At the psychologists office I sit in the waiting room and bask in the silence and the opportunity to do nothing at all for 45 minutes while Annie and the psych are in her room talking. Annie comes out at the end of her session, she is unhappy that once again she was not able to teach the psych about Minecraft, instead they talked about how your body feels when it is angry, the early warning signs. I can see those early warning signs building as I hand her my phone and suggest she have a quick game of Minecraft while I talk to the psych. We quickly discuss strategies, and then it is time to pay the bill, make our appointment for next fortnight and go back to school.
3pm I pull into the school carpark, Annie opens her door, looks at me and says “sometimes I feel like living is just too much”. That off her mind she goes to talk to the Principal about the food that shouldn’t have been in the compost bin. I go with her a little worried by her statement but she is being taken to class, so I head to the office to check on media permission for some student photos I’m planning to load onto the school website.

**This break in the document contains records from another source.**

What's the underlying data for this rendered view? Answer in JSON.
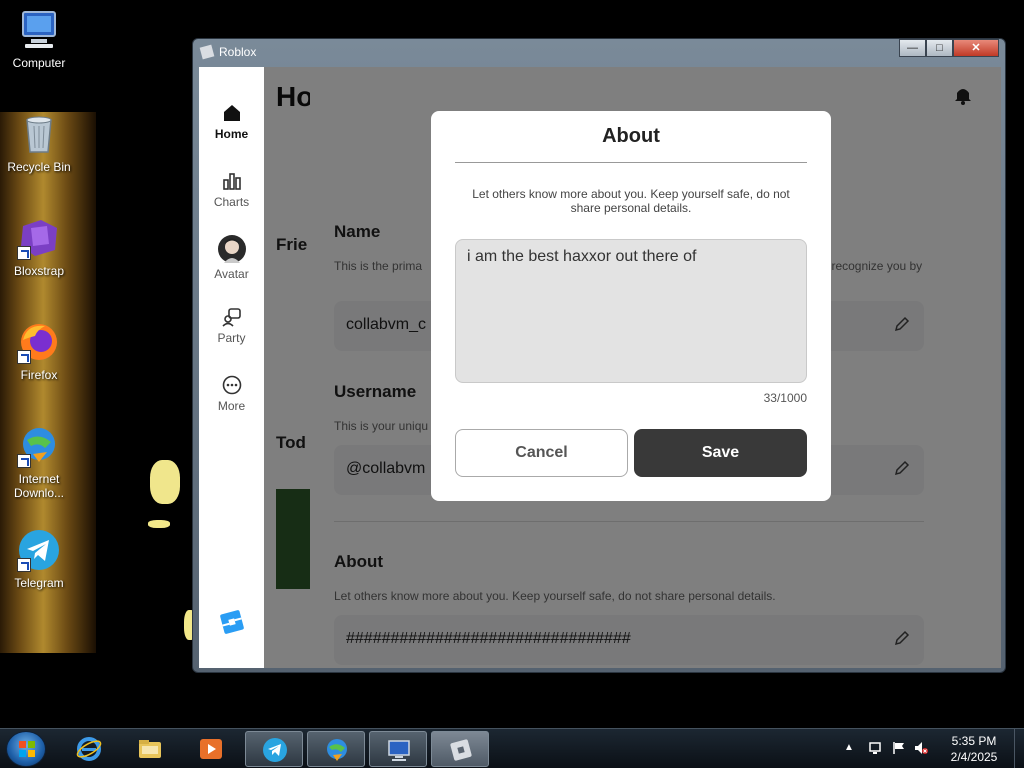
{
  "desktop": {
    "icons": [
      {
        "label": "Computer"
      },
      {
        "label": "Recycle Bin"
      },
      {
        "label": "Bloxstrap"
      },
      {
        "label": "Firefox"
      },
      {
        "label": "Internet Downlo..."
      },
      {
        "label": "Telegram"
      }
    ]
  },
  "window": {
    "title": "Roblox",
    "buttons": [
      "minimize-icon",
      "maximize-icon",
      "close-icon"
    ]
  },
  "sidebar": {
    "items": [
      {
        "label": "Home",
        "icon": "home-icon",
        "active": true
      },
      {
        "label": "Charts",
        "icon": "charts-icon",
        "active": false
      },
      {
        "label": "Avatar",
        "icon": "avatar-icon",
        "active": false
      },
      {
        "label": "Party",
        "icon": "party-icon",
        "active": false
      },
      {
        "label": "More",
        "icon": "more-icon",
        "active": false
      }
    ]
  },
  "background": {
    "page_title": "Ho",
    "side_headings": [
      "Frie",
      "Tod"
    ]
  },
  "profile": {
    "name": {
      "title": "Name",
      "desc": "This is the prima                                                                                                 your friends will recognize you by",
      "value": "collabvm_c"
    },
    "username": {
      "title": "Username",
      "desc": "This is your uniqu",
      "value": "@collabvm"
    },
    "about": {
      "title": "About",
      "desc": "Let others know more about you. Keep yourself safe, do not share personal details.",
      "value": "################################"
    }
  },
  "modal": {
    "title": "About",
    "description": "Let others know more about you. Keep yourself safe, do not share personal details.",
    "textarea_value": "i am the best haxxor out there of",
    "char_count": "33/1000",
    "cancel_label": "Cancel",
    "save_label": "Save"
  },
  "taskbar": {
    "time": "5:35 PM",
    "date": "2/4/2025"
  },
  "colors": {
    "save_button": "#393939",
    "roblox_logo": "#2a9df4"
  }
}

3.30pm the bell rings and Heidi comes out of class anxiously looking for me, there are tears when I’m not instantly visible to her. We walk to the car together, Annie still talking about the compost, Heidi covering her ears and saying “be quiet Annie”, but Annie can’t be quiet, she has become fixated on the compost and everyone we meet gets told about it. I suggest to Heidi that she have a quick play on the playground equipment while I catch up with some of the school mums. This goes well for 10 minutes, then Heidi wants to go home and simply walks out of the school grounds, to the car by herself. I run after her, grabbing her school bag on the way and calling to Annie to follow us.
4-6.30pm both girls are tired and stressed after their day, they have fruit for afternoon tea and then a sandwich each, between tears and arguments, neither able to tolerate anyone else’s needs when they are so overwhelmed themselves. Once fed I send them to separate rooms with iPads for some alone play and start to prepare dinner.
6.30pm husband arrives home and food is served, most of our meals are ‘assemble it yourself’ affairs where all the ingredients are provided and each individual can choose what they prefer to eat. I ask everyone “What was the best bit of your day” to help focus on the positive aspects of the day, then “What are you looking forward to tomorrow”, this can give me a hook to lure reluctant children from bed the following morning.
7.30pm we start Heidi’s bedtime routine and hope that tonight she stays asleep. Melatonin is given, stories are read, cuddles are had and Heidi falls asleep for another night.
Annie has her sleep medicine at the same time and settles into her reading corner in her bedroom with a book. Despite being on the strong sleep medication she still manages to fight off sleep, some nights till after 11pm. We then spend the next few hours returning her to bed from various locations and activities around the house.
Husband and I try to watch TV together, do a little tidying up of the kitchen, both activities that can be interrupted to put Annie back to bed again or calm her tearful worries or meltdowns.
9pm I head to bed, it was an early morning, it may be an early morning again tomorrow. Husband stays up to continue shepherding Annie back to bed.
Thank you for sharing your day Marita, your post opened my eyes to the complexities of living with children on the autism spectrum. All the links in this post go to Marita’s blog where she shares strategies that she uses to get through the everyday with her girls – her blog is a fabulous resource for all parents.